“It’s the most dangerous assignment in war,” said Arkansas’s Prairie County Sheriff Rick Hickman, to the Arkansas Democrat-Gazette. “The belly gunner is in the small bubble on the bottom of the plane. The enemy wants to shoot at him first. Life expectancy on that job is very short.”

Despite the odds stacked against him, Brooks survived to the age of 89, until local authorities made a grisly discovery on a rural farm near Little Rock: the four-foot-eleven elderly vet’s dead body in a suitcase.

“He was a war hero who could have been buried at the [Arlington] National Cemetery,” said Lieutenant David Gilbo of Johnstown, New York — the region where Brooks resided before he passed away of natural causes about a month ago.

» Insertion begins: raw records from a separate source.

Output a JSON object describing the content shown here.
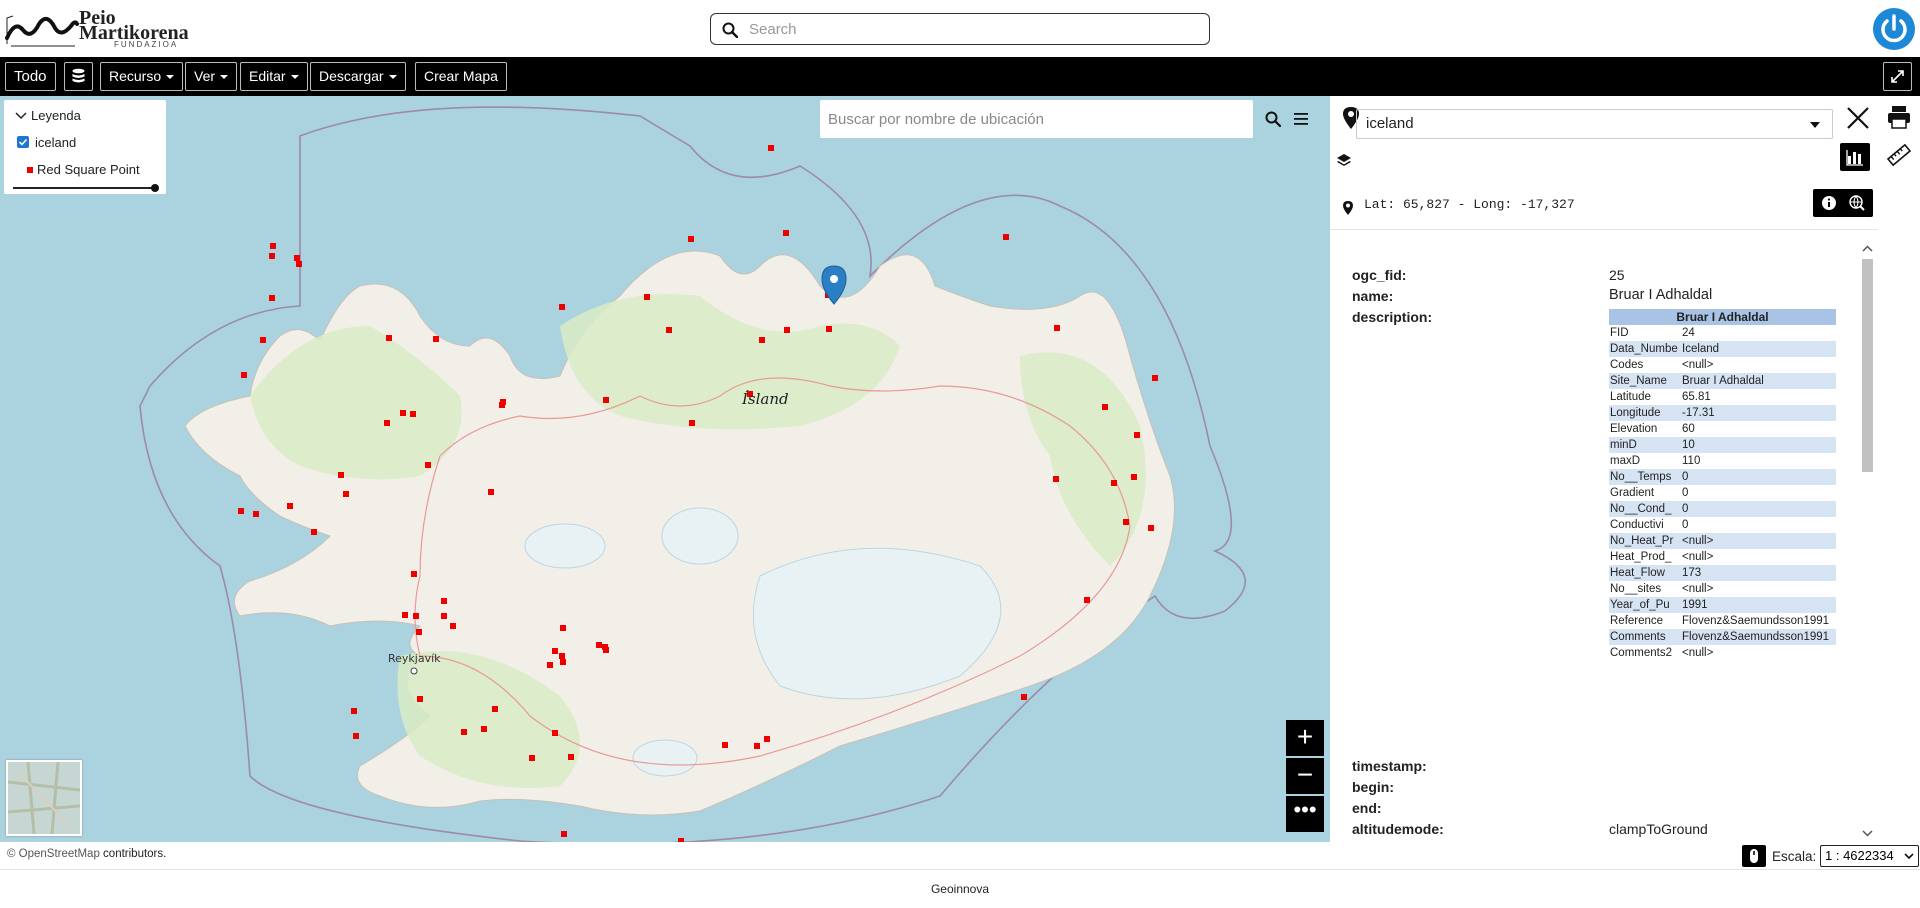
{
  "header": {
    "logo_line1": "Peio",
    "logo_line2": "Martikorena",
    "logo_line3": "FUNDAZIOA",
    "search_placeholder": "Search"
  },
  "toolbar": {
    "todo": "Todo",
    "recurso": "Recurso",
    "ver": "Ver",
    "editar": "Editar",
    "descargar": "Descargar",
    "crear_mapa": "Crear Mapa"
  },
  "legend": {
    "title": "Leyenda",
    "layer": "iceland",
    "symbol_label": "Red Square Point",
    "symbol_color": "#ee0000",
    "opacity": 1.0
  },
  "map": {
    "search_placeholder": "Buscar por nombre de ubicación",
    "country_label": "Ísland",
    "city_label": "Reykjavík",
    "sea_color": "#aad3df",
    "land_color": "#f2efe9"
  },
  "panel": {
    "layer_select": "iceland",
    "coords": "Lat: 65,827 - Long: -17,327",
    "attributes": [
      {
        "key": "ogc_fid:",
        "value": "25"
      },
      {
        "key": "name:",
        "value": "Bruar I Adhaldal"
      },
      {
        "key": "description:",
        "value": ""
      },
      {
        "key": "timestamp:",
        "value": ""
      },
      {
        "key": "begin:",
        "value": ""
      },
      {
        "key": "end:",
        "value": ""
      },
      {
        "key": "altitudemode:",
        "value": "clampToGround"
      }
    ],
    "description_title": "Bruar I Adhaldal",
    "description_rows": [
      {
        "k": "FID",
        "v": "24"
      },
      {
        "k": "Data_Numbe",
        "v": "Iceland"
      },
      {
        "k": "Codes",
        "v": "<null>"
      },
      {
        "k": "Site_Name",
        "v": "Bruar I Adhaldal"
      },
      {
        "k": "Latitude",
        "v": "65.81"
      },
      {
        "k": "Longitude",
        "v": "-17.31"
      },
      {
        "k": "Elevation",
        "v": "60"
      },
      {
        "k": "minD",
        "v": "10"
      },
      {
        "k": "maxD",
        "v": "110"
      },
      {
        "k": "No__Temps",
        "v": "0"
      },
      {
        "k": "Gradient",
        "v": "0"
      },
      {
        "k": "No__Cond_",
        "v": "0"
      },
      {
        "k": "Conductivi",
        "v": "0"
      },
      {
        "k": "No_Heat_Pr",
        "v": "<null>"
      },
      {
        "k": "Heat_Prod_",
        "v": "<null>"
      },
      {
        "k": "Heat_Flow",
        "v": "173"
      },
      {
        "k": "No__sites",
        "v": "<null>"
      },
      {
        "k": "Year_of_Pu",
        "v": "1991"
      },
      {
        "k": "Reference",
        "v": "Flovenz&Saemundsson1991"
      },
      {
        "k": "Comments",
        "v": "Flovenz&Saemundsson1991"
      },
      {
        "k": "Comments2",
        "v": "<null>"
      }
    ]
  },
  "bottom": {
    "credit_link": "© OpenStreetMap",
    "credit_text": " contributors.",
    "scale_label": "Escala:",
    "scale_value": "1 : 4622334"
  },
  "footer": {
    "text": "Geoinnova"
  },
  "colors": {
    "accent": "#1e88d8",
    "marker": "#2a7fc5",
    "table_header": "#a9c3e6",
    "table_alt": "#d6e3f2"
  }
}
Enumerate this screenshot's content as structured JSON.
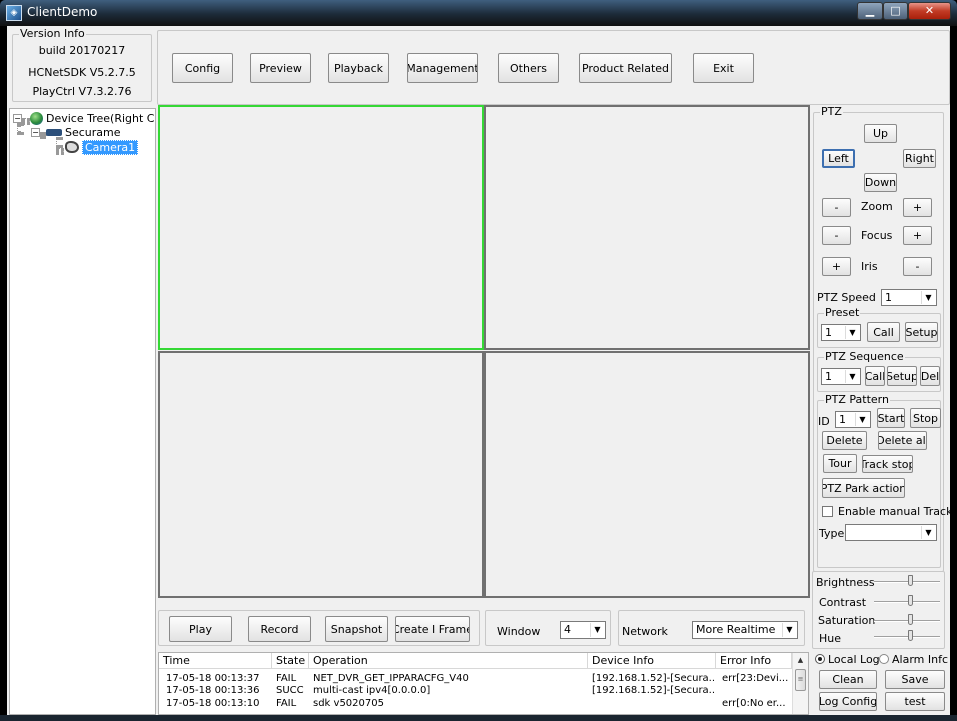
{
  "window": {
    "title": "ClientDemo",
    "app_icon": "client-demo-icon",
    "controls": [
      "minimize",
      "maximize",
      "close"
    ]
  },
  "version_info": {
    "label": "Version Info",
    "build": "build 20170217",
    "sdk": "HCNetSDK V5.2.7.5",
    "playctrl": "PlayCtrl V7.3.2.76"
  },
  "menu": {
    "config": "Config",
    "preview": "Preview",
    "playback": "Playback",
    "management": "Management",
    "others": "Others",
    "product_related": "Product Related",
    "exit": "Exit"
  },
  "tree": {
    "root": "Device Tree(Right Click t",
    "device": "Securame",
    "camera": "Camera1",
    "icons": {
      "root": "globe-icon",
      "device": "dvr-icon",
      "camera": "camera-icon"
    }
  },
  "preview": {
    "selected_pane": 0,
    "pane_count": 4
  },
  "ptz": {
    "label": "PTZ",
    "up": "Up",
    "left": "Left",
    "right": "Right",
    "down": "Down",
    "minus": "-",
    "plus": "+",
    "zoom": "Zoom",
    "focus": "Focus",
    "iris": "Iris",
    "speed_label": "PTZ Speed",
    "speed_value": "1",
    "preset": {
      "label": "Preset",
      "value": "1",
      "call": "Call",
      "setup": "Setup"
    },
    "sequence": {
      "label": "PTZ Sequence",
      "value": "1",
      "call": "Call",
      "setup": "Setup",
      "del": "Del"
    },
    "pattern": {
      "label": "PTZ Pattern",
      "id_label": "ID",
      "id_value": "1",
      "start": "Start",
      "stop": "Stop",
      "delete": "Delete",
      "delete_all": "Delete all",
      "tour": "Tour",
      "track_stop": "Track stop",
      "park": "PTZ Park action",
      "manual_track": "Enable manual Track",
      "manual_track_checked": false,
      "type_label": "Type",
      "type_value": ""
    }
  },
  "image": {
    "brightness": "Brightness",
    "contrast": "Contrast",
    "saturation": "Saturation",
    "hue": "Hue",
    "levels": [
      0.55,
      0.55,
      0.55,
      0.55
    ]
  },
  "controls": {
    "play": "Play",
    "record": "Record",
    "snapshot": "Snapshot",
    "iframe": "Create I Frame",
    "window_label": "Window",
    "window_value": "4",
    "network_label": "Network",
    "network_value": "More Realtime"
  },
  "log": {
    "local": "Local Log",
    "alarm": "Alarm Infc",
    "selected": "local",
    "clean": "Clean",
    "save": "Save",
    "log_config": "Log Config",
    "test": "test",
    "columns": [
      "Time",
      "State",
      "Operation",
      "Device Info",
      "Error Info"
    ],
    "rows": [
      [
        "17-05-18 00:13:37",
        "FAIL",
        "NET_DVR_GET_IPPARACFG_V40",
        "[192.168.1.52]-[Secura...",
        "err[23:Devi..."
      ],
      [
        "17-05-18 00:13:36",
        "SUCC",
        "multi-cast ipv4[0.0.0.0]",
        "[192.168.1.52]-[Secura...",
        ""
      ],
      [
        "17-05-18 00:13:10",
        "FAIL",
        "sdk v5020705",
        "",
        "err[0:No er..."
      ]
    ]
  },
  "colors": {
    "selected_pane_border": "#35d835",
    "tree_selection": "#3399ff",
    "client_bg": "#f0f0f0"
  }
}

“Instead he ends up in a suitcase dumped in a field in Arkansas.”

More from the Democrat-Gazette:

Investigators are still trying to determine why his body was moved. Investigators are looking at whether his caregivers hid the death to continue receiving Social Security payments.

Two people considered to be caregivers of Brooks have been detained on suspicion of abuse of a corpse.

Gilbo said authorities will not be extraditing them to New York because of Arkansasā€™ strict laws on abuse of a corpse. In New York, the offense is punishable by three years in prison, while in Arkansas it is punishable by 10 years.

“[Brooks] was a World War II veteran. He deserved a lot better than being put in a suitcase.”